For me, the idea came later in life than it does for some., I was about twenty years old, taking night courses in hopes of returning to higher education after an alarmingly expanding “break”. They were remedial or core classes that I had neglected during my one directionless year at a private school I could not afford.
One of these night courses was Composition One, taught by a high school teacher named Mrs. Green. Mrs. Green was the first teacher to show me how to “find” inspiration through free-writing, and it was through her class, and the threat of her grading “chainsaw”, that I really took to heart the authorial trope: writing is re-writing.
In her class, I discovered that I loved the entire creative process. I loved the sheer volume of writing the class inspired in me. From my first illegible stream-of-conscious scribblings, through marking up computer print-outs of my 10th draft, to my final read-through for over-used commas – it felt amazing and satisfying. Like real work.
At the end of the class, Mrs. Green awarded each student a mock certificate of accomplishment. Mine was for the most prolific use of metaphor, which simultaneously made me proud and warned me against being overly eager to use that device. It read “Metaphor King” in 40-point font with an author’s quote, long since faded from memory, and it gave me far more joy than any A+ ever did.
I was inspired by the whole experience, faux-awards included. I knew what I wanted to do: take a year off of my anemic two-classes-per-week go-back-to-college schedule and start writing and submitting short stories. Mrs. Green had awakened in me a burning desire to challenge the literary world with my brilliant insights and engaging character-driven prose and prove that I had it in me to be a real writer.

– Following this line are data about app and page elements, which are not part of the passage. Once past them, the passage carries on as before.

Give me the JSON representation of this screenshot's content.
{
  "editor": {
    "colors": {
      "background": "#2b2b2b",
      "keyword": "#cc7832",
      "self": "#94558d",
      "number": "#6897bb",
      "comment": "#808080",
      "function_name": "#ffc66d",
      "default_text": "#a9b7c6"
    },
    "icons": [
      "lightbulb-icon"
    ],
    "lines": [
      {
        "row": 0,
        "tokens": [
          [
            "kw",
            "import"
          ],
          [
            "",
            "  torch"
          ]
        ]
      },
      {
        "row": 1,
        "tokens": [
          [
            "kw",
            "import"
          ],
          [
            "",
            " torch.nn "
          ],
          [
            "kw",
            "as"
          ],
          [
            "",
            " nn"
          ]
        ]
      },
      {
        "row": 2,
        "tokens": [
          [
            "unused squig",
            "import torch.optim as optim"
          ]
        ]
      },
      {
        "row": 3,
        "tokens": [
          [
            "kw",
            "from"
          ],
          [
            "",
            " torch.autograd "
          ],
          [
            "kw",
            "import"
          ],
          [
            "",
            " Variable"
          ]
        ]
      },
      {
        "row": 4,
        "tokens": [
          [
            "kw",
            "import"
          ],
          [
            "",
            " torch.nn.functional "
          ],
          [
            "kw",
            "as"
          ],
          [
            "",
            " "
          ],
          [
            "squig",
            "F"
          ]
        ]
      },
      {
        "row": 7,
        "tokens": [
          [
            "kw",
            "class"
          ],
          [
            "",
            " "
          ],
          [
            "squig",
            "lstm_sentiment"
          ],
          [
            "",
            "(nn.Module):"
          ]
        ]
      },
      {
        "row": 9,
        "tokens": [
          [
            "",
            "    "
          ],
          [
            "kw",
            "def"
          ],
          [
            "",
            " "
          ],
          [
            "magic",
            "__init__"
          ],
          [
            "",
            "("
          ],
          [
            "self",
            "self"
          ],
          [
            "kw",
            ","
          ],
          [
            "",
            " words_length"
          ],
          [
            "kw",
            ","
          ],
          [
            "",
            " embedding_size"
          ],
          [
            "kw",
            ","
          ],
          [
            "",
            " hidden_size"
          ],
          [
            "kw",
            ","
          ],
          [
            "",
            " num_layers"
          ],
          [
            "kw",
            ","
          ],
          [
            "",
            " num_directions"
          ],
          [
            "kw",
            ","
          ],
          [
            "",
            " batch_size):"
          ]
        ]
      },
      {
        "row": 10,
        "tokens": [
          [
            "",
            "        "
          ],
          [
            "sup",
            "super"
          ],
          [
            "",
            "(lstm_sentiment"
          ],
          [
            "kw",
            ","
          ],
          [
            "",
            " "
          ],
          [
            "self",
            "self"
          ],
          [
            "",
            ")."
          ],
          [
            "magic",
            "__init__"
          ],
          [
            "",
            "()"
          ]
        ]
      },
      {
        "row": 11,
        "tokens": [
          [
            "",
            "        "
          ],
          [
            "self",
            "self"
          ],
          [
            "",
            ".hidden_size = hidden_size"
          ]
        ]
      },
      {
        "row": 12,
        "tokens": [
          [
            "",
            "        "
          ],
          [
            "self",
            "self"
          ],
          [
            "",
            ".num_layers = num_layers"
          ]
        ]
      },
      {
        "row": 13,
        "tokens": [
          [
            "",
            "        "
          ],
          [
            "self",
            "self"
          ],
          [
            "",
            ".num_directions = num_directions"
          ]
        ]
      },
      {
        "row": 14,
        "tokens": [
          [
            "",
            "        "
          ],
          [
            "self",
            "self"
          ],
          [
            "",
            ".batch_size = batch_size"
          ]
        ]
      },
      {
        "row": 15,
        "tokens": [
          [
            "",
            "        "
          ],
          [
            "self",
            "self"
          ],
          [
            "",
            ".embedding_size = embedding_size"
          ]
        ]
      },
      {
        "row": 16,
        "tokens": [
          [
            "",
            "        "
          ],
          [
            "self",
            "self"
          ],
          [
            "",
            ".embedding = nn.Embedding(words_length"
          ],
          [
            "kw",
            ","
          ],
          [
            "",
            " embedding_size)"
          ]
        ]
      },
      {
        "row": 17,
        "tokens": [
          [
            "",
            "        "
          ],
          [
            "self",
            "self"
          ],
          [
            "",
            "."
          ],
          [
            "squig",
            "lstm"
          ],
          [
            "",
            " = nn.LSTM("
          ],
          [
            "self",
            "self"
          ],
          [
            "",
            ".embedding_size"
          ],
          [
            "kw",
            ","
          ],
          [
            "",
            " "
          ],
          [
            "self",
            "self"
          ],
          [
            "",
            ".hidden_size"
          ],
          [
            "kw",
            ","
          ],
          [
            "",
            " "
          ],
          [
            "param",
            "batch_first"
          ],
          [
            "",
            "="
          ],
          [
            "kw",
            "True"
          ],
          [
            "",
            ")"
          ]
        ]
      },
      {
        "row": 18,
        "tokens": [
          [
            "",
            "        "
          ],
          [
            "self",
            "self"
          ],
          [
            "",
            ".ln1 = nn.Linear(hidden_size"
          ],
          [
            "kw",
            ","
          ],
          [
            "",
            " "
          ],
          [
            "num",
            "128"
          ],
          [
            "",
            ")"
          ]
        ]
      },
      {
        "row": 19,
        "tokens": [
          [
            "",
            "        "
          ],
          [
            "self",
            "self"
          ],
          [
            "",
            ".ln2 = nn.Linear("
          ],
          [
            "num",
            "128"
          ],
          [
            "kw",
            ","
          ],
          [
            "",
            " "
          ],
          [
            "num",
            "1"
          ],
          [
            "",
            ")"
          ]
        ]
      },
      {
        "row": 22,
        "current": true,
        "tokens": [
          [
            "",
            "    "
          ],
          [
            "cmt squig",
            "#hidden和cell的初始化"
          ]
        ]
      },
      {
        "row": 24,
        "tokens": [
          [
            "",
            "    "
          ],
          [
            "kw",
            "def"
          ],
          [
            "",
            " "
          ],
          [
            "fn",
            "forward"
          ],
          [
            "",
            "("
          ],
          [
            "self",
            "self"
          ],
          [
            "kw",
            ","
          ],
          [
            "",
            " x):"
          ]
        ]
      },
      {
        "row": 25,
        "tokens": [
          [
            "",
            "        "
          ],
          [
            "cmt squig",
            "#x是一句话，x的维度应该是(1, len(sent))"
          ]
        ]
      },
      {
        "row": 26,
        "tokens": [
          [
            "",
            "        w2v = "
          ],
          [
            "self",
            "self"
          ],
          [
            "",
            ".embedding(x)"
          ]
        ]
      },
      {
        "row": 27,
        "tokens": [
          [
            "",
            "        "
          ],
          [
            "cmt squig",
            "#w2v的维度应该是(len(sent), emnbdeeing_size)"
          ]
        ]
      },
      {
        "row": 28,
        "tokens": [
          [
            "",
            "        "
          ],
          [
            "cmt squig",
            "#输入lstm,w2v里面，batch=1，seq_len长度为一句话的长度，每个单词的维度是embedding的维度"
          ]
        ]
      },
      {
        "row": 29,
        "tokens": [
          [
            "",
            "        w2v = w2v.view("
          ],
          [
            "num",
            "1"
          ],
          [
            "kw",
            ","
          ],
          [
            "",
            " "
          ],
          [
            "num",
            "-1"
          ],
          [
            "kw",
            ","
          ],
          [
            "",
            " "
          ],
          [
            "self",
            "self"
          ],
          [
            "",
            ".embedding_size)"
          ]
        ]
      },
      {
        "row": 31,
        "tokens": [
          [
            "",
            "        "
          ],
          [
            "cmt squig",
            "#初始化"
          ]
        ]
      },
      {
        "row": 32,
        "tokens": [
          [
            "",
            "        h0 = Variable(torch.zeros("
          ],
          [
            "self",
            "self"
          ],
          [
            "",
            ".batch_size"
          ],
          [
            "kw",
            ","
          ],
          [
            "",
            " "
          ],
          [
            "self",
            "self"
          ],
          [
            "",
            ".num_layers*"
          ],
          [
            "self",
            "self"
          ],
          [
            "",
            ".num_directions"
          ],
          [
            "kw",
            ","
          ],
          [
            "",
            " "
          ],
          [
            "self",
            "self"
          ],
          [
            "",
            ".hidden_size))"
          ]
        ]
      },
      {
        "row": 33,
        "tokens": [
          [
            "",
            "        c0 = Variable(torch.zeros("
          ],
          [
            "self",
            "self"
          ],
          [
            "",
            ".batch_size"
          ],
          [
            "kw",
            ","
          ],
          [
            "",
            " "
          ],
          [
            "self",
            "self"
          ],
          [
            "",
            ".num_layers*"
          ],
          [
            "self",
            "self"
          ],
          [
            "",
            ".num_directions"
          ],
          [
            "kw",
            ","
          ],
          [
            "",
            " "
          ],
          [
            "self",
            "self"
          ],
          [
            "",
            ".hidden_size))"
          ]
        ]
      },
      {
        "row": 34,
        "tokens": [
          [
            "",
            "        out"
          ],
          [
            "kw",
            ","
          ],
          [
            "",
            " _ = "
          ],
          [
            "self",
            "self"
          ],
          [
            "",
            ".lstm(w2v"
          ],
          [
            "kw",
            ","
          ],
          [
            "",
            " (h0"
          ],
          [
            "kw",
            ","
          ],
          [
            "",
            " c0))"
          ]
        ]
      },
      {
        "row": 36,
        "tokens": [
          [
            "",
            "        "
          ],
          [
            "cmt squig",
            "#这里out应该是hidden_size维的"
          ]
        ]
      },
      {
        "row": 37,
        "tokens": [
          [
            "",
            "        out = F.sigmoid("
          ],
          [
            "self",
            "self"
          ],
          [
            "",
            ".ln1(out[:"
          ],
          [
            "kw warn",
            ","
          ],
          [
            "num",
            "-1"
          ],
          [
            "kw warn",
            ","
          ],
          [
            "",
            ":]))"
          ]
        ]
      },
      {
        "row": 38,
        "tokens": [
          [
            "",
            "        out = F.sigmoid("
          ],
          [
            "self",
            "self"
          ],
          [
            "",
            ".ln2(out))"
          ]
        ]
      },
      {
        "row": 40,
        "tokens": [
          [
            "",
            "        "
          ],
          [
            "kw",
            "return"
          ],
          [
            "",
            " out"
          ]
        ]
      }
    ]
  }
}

Unfortunately, my enthusiasm was more like a flickering candle than a conflagration, and so it was easily snuffed by someone whose opinion mattered to me. The exit of this person from my daily life helped me eventually grow into an independent man, capable of dogged self-determination.
I wish I could describe an 80’s movie-style montage of me in a writing furious essays on independence, epic chronicles of solo adventures, and even my debut New York Times best-selling novel. It did not. Instead, I played it safe and went back to school, but not to become a journalist or librarian. No, my choice lead to a very comfortable existence, though not one of great inspiration or creativity.
For the better part of a decade, I played with technology, or pursued hobbies too esoteric to go into now. It was only recently that I began to dabble at writing. I wrote in fits and starts for a while, completely alone in my pursuit, just as I thought it had to be. Then I made a discovery that is changing my life–even now, as I write this inaugural blog entry.
I found National Novel Writing Month also known as “NaNoWriMo.”
Through the challenge of writing fifty thousand words in thirty days, I have learned that I can, when I apply myself, get a lot of writing done in a pretty short period of time. I’ve also proven that I have the wherewithal to keep going, even without the challenge, albeit at a much slower pace..
As of this writing, I have 3 unfinished rough drafts, all started during NaNoWriMo. The latest of these I finished a short while ago, and it is now resting in a virtual drawer, not to be looked at or fiddled with until much of the detail has faded from my mind.
This blog will be my explorer’s journal into the world of novel revision, proofing, finding a critique group, writing techniques, writing tools, new NaNoWriMo struggles and any other ephemera that I can link to the craft of writing. I am here to share what I do and what I learn along the way. There very likely will be false starts, embarrassing faux pas, bad grammar, and garden-variety rookie mistakes. I hope it proves edifying, or at the very least, entertaining.